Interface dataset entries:
=====
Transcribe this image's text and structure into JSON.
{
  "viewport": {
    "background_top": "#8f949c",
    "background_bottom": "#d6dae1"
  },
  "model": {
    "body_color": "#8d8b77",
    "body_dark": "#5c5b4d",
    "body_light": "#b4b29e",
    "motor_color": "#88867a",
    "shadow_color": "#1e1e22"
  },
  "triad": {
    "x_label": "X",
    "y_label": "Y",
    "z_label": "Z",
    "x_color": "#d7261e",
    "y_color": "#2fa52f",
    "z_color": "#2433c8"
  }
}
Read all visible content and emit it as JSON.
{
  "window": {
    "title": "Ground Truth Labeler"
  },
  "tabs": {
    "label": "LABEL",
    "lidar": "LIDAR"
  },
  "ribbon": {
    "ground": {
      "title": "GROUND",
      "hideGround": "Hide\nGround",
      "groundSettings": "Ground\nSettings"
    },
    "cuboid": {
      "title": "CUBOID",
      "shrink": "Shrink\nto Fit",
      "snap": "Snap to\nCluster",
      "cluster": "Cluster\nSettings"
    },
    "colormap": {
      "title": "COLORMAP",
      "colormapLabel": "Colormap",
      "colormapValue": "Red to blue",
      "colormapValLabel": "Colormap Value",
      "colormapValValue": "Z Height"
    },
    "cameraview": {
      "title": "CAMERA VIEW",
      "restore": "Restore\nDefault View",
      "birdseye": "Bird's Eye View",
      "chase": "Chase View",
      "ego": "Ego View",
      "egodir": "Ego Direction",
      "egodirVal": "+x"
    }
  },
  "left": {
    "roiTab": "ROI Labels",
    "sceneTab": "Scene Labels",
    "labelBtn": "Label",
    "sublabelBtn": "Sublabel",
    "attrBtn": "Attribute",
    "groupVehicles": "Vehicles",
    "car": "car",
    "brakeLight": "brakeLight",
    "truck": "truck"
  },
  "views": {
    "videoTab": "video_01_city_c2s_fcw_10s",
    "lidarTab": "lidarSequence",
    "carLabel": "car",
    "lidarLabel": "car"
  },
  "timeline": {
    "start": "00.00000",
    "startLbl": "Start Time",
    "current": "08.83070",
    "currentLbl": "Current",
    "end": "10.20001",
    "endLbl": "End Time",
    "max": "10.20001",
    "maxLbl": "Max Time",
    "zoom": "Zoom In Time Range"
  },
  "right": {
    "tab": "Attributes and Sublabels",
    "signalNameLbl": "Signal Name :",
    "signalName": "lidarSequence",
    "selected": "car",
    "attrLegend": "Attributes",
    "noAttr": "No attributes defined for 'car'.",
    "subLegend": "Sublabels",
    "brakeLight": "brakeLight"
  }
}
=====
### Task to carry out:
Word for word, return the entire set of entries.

### Answer:
Transcribe this image's text and structure into JSON.
{
  "viewport": {
    "background_top": "#8f949c",
    "background_bottom": "#d6dae1"
  },
  "model": {
    "body_color": "#8d8b77",
    "body_dark": "#5c5b4d",
    "body_light": "#b4b29e",
    "motor_color": "#88867a",
    "shadow_color": "#1e1e22"
  },
  "triad": {
    "x_label": "X",
    "y_label": "Y",
    "z_label": "Z",
    "x_color": "#d7261e",
    "y_color": "#2fa52f",
    "z_color": "#2433c8"
  }
}
Read all visible content and emit it as JSON.
{
  "window": {
    "title": "Ground Truth Labeler"
  },
  "tabs": {
    "label": "LABEL",
    "lidar": "LIDAR"
  },
  "ribbon": {
    "ground": {
      "title": "GROUND",
      "hideGround": "Hide\nGround",
      "groundSettings": "Ground\nSettings"
    },
    "cuboid": {
      "title": "CUBOID",
      "shrink": "Shrink\nto Fit",
      "snap": "Snap to\nCluster",
      "cluster": "Cluster\nSettings"
    },
    "colormap": {
      "title": "COLORMAP",
      "colormapLabel": "Colormap",
      "colormapValue": "Red to blue",
      "colormapValLabel": "Colormap Value",
      "colormapValValue": "Z Height"
    },
    "cameraview": {
      "title": "CAMERA VIEW",
      "restore": "Restore\nDefault View",
      "birdseye": "Bird's Eye View",
      "chase": "Chase View",
      "ego": "Ego View",
      "egodir": "Ego Direction",
      "egodirVal": "+x"
    }
  },
  "left": {
    "roiTab": "ROI Labels",
    "sceneTab": "Scene Labels",
    "labelBtn": "Label",
    "sublabelBtn": "Sublabel",
    "attrBtn": "Attribute",
    "groupVehicles": "Vehicles",
    "car": "car",
    "brakeLight": "brakeLight",
    "truck": "truck"
  },
  "views": {
    "videoTab": "video_01_city_c2s_fcw_10s",
    "lidarTab": "lidarSequence",
    "carLabel": "car",
    "lidarLabel": "car"
  },
  "timeline": {
    "start": "00.00000",
    "startLbl": "Start Time",
    "current": "08.83070",
    "currentLbl": "Current",
    "end": "10.20001",
    "endLbl": "End Time",
    "max": "10.20001",
    "maxLbl": "Max Time",
    "zoom": "Zoom In Time Range"
  },
  "right": {
    "tab": "Attributes and Sublabels",
    "signalNameLbl": "Signal Name :",
    "signalName": "lidarSequence",
    "selected": "car",
    "attrLegend": "Attributes",
    "noAttr": "No attributes defined for 'car'.",
    "subLegend": "Sublabels",
    "brakeLight": "brakeLight"
  }
}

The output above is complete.